What to produce: Select from the data all lines with the word "review".
═══
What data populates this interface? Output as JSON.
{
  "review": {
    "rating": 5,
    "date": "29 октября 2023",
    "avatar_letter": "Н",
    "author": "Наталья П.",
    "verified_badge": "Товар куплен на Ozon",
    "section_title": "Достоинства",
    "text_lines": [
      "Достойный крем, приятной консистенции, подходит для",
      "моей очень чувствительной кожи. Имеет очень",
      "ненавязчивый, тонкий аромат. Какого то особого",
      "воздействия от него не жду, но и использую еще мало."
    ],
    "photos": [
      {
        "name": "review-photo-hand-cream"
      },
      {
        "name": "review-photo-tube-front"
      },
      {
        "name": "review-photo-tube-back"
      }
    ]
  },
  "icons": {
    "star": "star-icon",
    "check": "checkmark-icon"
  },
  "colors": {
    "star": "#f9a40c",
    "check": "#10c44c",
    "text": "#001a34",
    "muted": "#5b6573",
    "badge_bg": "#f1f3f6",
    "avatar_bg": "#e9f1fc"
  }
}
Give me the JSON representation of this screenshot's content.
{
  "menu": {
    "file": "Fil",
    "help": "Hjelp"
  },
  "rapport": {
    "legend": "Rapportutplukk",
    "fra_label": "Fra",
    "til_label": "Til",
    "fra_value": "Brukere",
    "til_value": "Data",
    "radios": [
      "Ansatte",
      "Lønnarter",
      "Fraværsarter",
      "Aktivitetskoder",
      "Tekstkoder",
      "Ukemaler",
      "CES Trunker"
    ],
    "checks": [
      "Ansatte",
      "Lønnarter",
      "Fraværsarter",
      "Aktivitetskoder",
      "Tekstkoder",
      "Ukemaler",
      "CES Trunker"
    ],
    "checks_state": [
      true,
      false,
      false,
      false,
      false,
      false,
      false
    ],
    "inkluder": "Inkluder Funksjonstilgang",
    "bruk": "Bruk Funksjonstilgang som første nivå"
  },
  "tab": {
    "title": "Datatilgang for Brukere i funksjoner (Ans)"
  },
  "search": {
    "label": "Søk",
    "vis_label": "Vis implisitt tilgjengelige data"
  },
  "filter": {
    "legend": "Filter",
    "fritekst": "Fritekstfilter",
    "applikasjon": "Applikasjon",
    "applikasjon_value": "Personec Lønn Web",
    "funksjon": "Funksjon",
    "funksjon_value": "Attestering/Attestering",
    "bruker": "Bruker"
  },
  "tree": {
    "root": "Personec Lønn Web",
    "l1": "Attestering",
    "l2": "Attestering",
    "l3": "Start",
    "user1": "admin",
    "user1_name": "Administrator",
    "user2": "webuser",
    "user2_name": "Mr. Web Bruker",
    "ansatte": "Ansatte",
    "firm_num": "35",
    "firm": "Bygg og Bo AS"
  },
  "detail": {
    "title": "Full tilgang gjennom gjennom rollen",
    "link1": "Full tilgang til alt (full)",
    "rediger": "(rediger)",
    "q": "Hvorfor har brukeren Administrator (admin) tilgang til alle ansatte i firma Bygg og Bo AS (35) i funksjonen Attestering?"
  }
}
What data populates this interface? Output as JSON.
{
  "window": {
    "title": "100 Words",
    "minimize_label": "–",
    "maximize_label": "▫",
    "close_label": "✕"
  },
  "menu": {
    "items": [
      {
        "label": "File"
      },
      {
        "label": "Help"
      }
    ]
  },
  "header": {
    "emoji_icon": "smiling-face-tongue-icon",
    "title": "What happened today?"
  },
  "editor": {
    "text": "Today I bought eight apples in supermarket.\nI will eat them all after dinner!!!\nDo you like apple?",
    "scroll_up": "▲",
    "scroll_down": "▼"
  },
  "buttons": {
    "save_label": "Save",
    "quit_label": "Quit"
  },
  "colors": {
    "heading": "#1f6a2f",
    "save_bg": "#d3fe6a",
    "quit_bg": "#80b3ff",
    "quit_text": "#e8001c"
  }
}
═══
Solved problem:
  "review": {
        "name": "review-photo-hand-cream"
        "name": "review-photo-tube-front"
        "name": "review-photo-tube-back"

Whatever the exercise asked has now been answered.